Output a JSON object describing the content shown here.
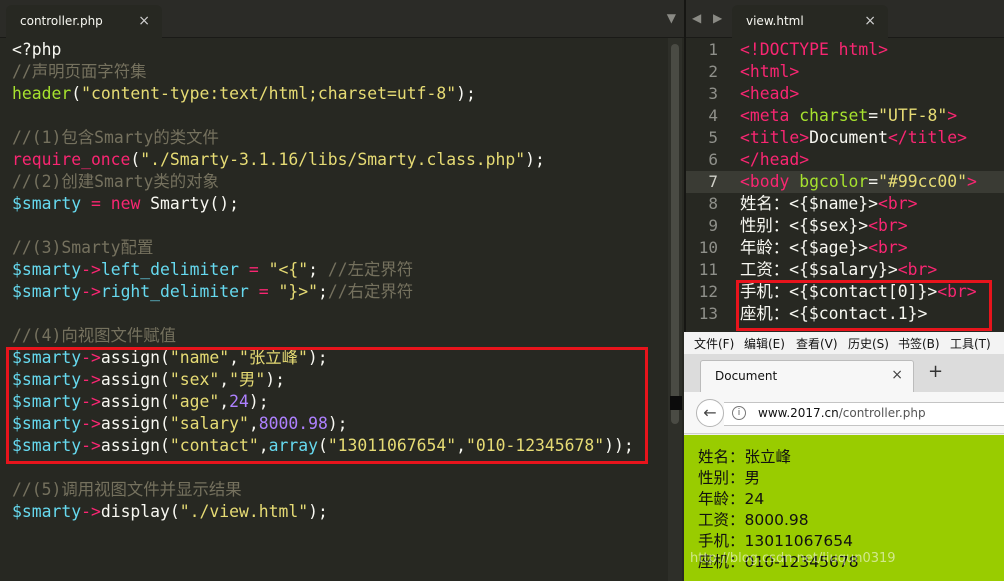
{
  "left_editor": {
    "tab_title": "controller.php",
    "tab_close": "×",
    "dropdown": "▼",
    "lines": [
      [
        {
          "c": "def",
          "t": "<?php"
        }
      ],
      [
        {
          "c": "cm",
          "t": "//声明页面字符集"
        }
      ],
      [
        {
          "c": "fn",
          "t": "header"
        },
        {
          "c": "def",
          "t": "("
        },
        {
          "c": "st",
          "t": "\"content-type:text/html;charset=utf-8\""
        },
        {
          "c": "def",
          "t": ");"
        }
      ],
      [],
      [
        {
          "c": "cm",
          "t": "//(1)包含Smarty的类文件"
        }
      ],
      [
        {
          "c": "kw",
          "t": "require_once"
        },
        {
          "c": "def",
          "t": "("
        },
        {
          "c": "st",
          "t": "\"./Smarty-3.1.16/libs/Smarty.class.php\""
        },
        {
          "c": "def",
          "t": ");"
        }
      ],
      [
        {
          "c": "cm",
          "t": "//(2)创建Smarty类的对象"
        }
      ],
      [
        {
          "c": "var",
          "t": "$smarty"
        },
        {
          "c": "def",
          "t": " "
        },
        {
          "c": "op",
          "t": "="
        },
        {
          "c": "def",
          "t": " "
        },
        {
          "c": "kw",
          "t": "new"
        },
        {
          "c": "def",
          "t": " Smarty();"
        }
      ],
      [],
      [
        {
          "c": "cm",
          "t": "//(3)Smarty配置"
        }
      ],
      [
        {
          "c": "var",
          "t": "$smarty"
        },
        {
          "c": "op",
          "t": "->"
        },
        {
          "c": "var",
          "t": "left_delimiter"
        },
        {
          "c": "def",
          "t": " "
        },
        {
          "c": "op",
          "t": "="
        },
        {
          "c": "def",
          "t": " "
        },
        {
          "c": "st",
          "t": "\"<{\""
        },
        {
          "c": "def",
          "t": "; "
        },
        {
          "c": "cm",
          "t": "//左定界符"
        }
      ],
      [
        {
          "c": "var",
          "t": "$smarty"
        },
        {
          "c": "op",
          "t": "->"
        },
        {
          "c": "var",
          "t": "right_delimiter"
        },
        {
          "c": "def",
          "t": " "
        },
        {
          "c": "op",
          "t": "="
        },
        {
          "c": "def",
          "t": " "
        },
        {
          "c": "st",
          "t": "\"}>\""
        },
        {
          "c": "def",
          "t": ";"
        },
        {
          "c": "cm",
          "t": "//右定界符"
        }
      ],
      [],
      [
        {
          "c": "cm",
          "t": "//(4)向视图文件赋值"
        }
      ],
      [
        {
          "c": "var",
          "t": "$smarty"
        },
        {
          "c": "op",
          "t": "->"
        },
        {
          "c": "def",
          "t": "assign("
        },
        {
          "c": "st",
          "t": "\"name\""
        },
        {
          "c": "def",
          "t": ","
        },
        {
          "c": "st",
          "t": "\"张立峰\""
        },
        {
          "c": "def",
          "t": ");"
        }
      ],
      [
        {
          "c": "var",
          "t": "$smarty"
        },
        {
          "c": "op",
          "t": "->"
        },
        {
          "c": "def",
          "t": "assign("
        },
        {
          "c": "st",
          "t": "\"sex\""
        },
        {
          "c": "def",
          "t": ","
        },
        {
          "c": "st",
          "t": "\"男\""
        },
        {
          "c": "def",
          "t": ");"
        }
      ],
      [
        {
          "c": "var",
          "t": "$smarty"
        },
        {
          "c": "op",
          "t": "->"
        },
        {
          "c": "def",
          "t": "assign("
        },
        {
          "c": "st",
          "t": "\"age\""
        },
        {
          "c": "def",
          "t": ","
        },
        {
          "c": "nm",
          "t": "24"
        },
        {
          "c": "def",
          "t": ");"
        }
      ],
      [
        {
          "c": "var",
          "t": "$smarty"
        },
        {
          "c": "op",
          "t": "->"
        },
        {
          "c": "def",
          "t": "assign("
        },
        {
          "c": "st",
          "t": "\"salary\""
        },
        {
          "c": "def",
          "t": ","
        },
        {
          "c": "nm",
          "t": "8000.98"
        },
        {
          "c": "def",
          "t": ");"
        }
      ],
      [
        {
          "c": "var",
          "t": "$smarty"
        },
        {
          "c": "op",
          "t": "->"
        },
        {
          "c": "def",
          "t": "assign("
        },
        {
          "c": "st",
          "t": "\"contact\""
        },
        {
          "c": "def",
          "t": ","
        },
        {
          "c": "var",
          "t": "array"
        },
        {
          "c": "def",
          "t": "("
        },
        {
          "c": "st",
          "t": "\"13011067654\""
        },
        {
          "c": "def",
          "t": ","
        },
        {
          "c": "st",
          "t": "\"010-12345678\""
        },
        {
          "c": "def",
          "t": "));"
        }
      ],
      [],
      [
        {
          "c": "cm",
          "t": "//(5)调用视图文件并显示结果"
        }
      ],
      [
        {
          "c": "var",
          "t": "$smarty"
        },
        {
          "c": "op",
          "t": "->"
        },
        {
          "c": "def",
          "t": "display("
        },
        {
          "c": "st",
          "t": "\"./view.html\""
        },
        {
          "c": "def",
          "t": ");"
        }
      ]
    ]
  },
  "right_editor": {
    "nav": "◀ ▶",
    "tab_title": "view.html",
    "tab_close": "×",
    "line_numbers": [
      "1",
      "2",
      "3",
      "4",
      "5",
      "6",
      "7",
      "8",
      "9",
      "10",
      "11",
      "12",
      "13"
    ],
    "lines": [
      [
        {
          "c": "tag",
          "t": "<!DOCTYPE html>"
        }
      ],
      [
        {
          "c": "tag",
          "t": "<html>"
        }
      ],
      [
        {
          "c": "tag",
          "t": "<head>"
        }
      ],
      [
        {
          "c": "tag",
          "t": "<meta"
        },
        {
          "c": "def",
          "t": " "
        },
        {
          "c": "attr",
          "t": "charset"
        },
        {
          "c": "def",
          "t": "="
        },
        {
          "c": "st",
          "t": "\"UTF-8\""
        },
        {
          "c": "tag",
          "t": ">"
        }
      ],
      [
        {
          "c": "tag",
          "t": "<title>"
        },
        {
          "c": "def",
          "t": "Document"
        },
        {
          "c": "tag",
          "t": "</title>"
        }
      ],
      [
        {
          "c": "tag",
          "t": "</head>"
        }
      ],
      [
        {
          "c": "tag",
          "t": "<body"
        },
        {
          "c": "def",
          "t": " "
        },
        {
          "c": "attr",
          "t": "bgcolor"
        },
        {
          "c": "def",
          "t": "="
        },
        {
          "c": "st",
          "t": "\"#99cc00\""
        },
        {
          "c": "tag",
          "t": ">"
        }
      ],
      [
        {
          "c": "def",
          "t": "姓名：<{$name}>"
        },
        {
          "c": "tag",
          "t": "<br>"
        }
      ],
      [
        {
          "c": "def",
          "t": "性别：<{$sex}>"
        },
        {
          "c": "tag",
          "t": "<br>"
        }
      ],
      [
        {
          "c": "def",
          "t": "年龄：<{$age}>"
        },
        {
          "c": "tag",
          "t": "<br>"
        }
      ],
      [
        {
          "c": "def",
          "t": "工资：<{$salary}>"
        },
        {
          "c": "tag",
          "t": "<br>"
        }
      ],
      [
        {
          "c": "def",
          "t": "手机：<{$contact[0]}>"
        },
        {
          "c": "tag",
          "t": "<br>"
        }
      ],
      [
        {
          "c": "def",
          "t": "座机：<{$contact.1}>"
        }
      ]
    ]
  },
  "browser": {
    "menu": [
      "文件(F)",
      "编辑(E)",
      "查看(V)",
      "历史(S)",
      "书签(B)",
      "工具(T)"
    ],
    "tab_title": "Document",
    "tab_close": "×",
    "new_tab": "+",
    "back": "←",
    "info": "i",
    "url_host": "www.2017.cn",
    "url_path": "/controller.php",
    "page_lines": [
      "姓名：张立峰",
      "性别：男",
      "年龄：24",
      "工资：8000.98",
      "手机：13011067654",
      "座机：010-12345678"
    ]
  },
  "watermark": "http://blog.csdn.net/liuqun0319",
  "colors": {
    "editor_bg": "#272822",
    "highlight_box": "#e8141c",
    "page_bg": "#99cc00"
  }
}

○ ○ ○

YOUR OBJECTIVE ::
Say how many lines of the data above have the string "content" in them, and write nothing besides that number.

WRITTEN RESPONSE ::
2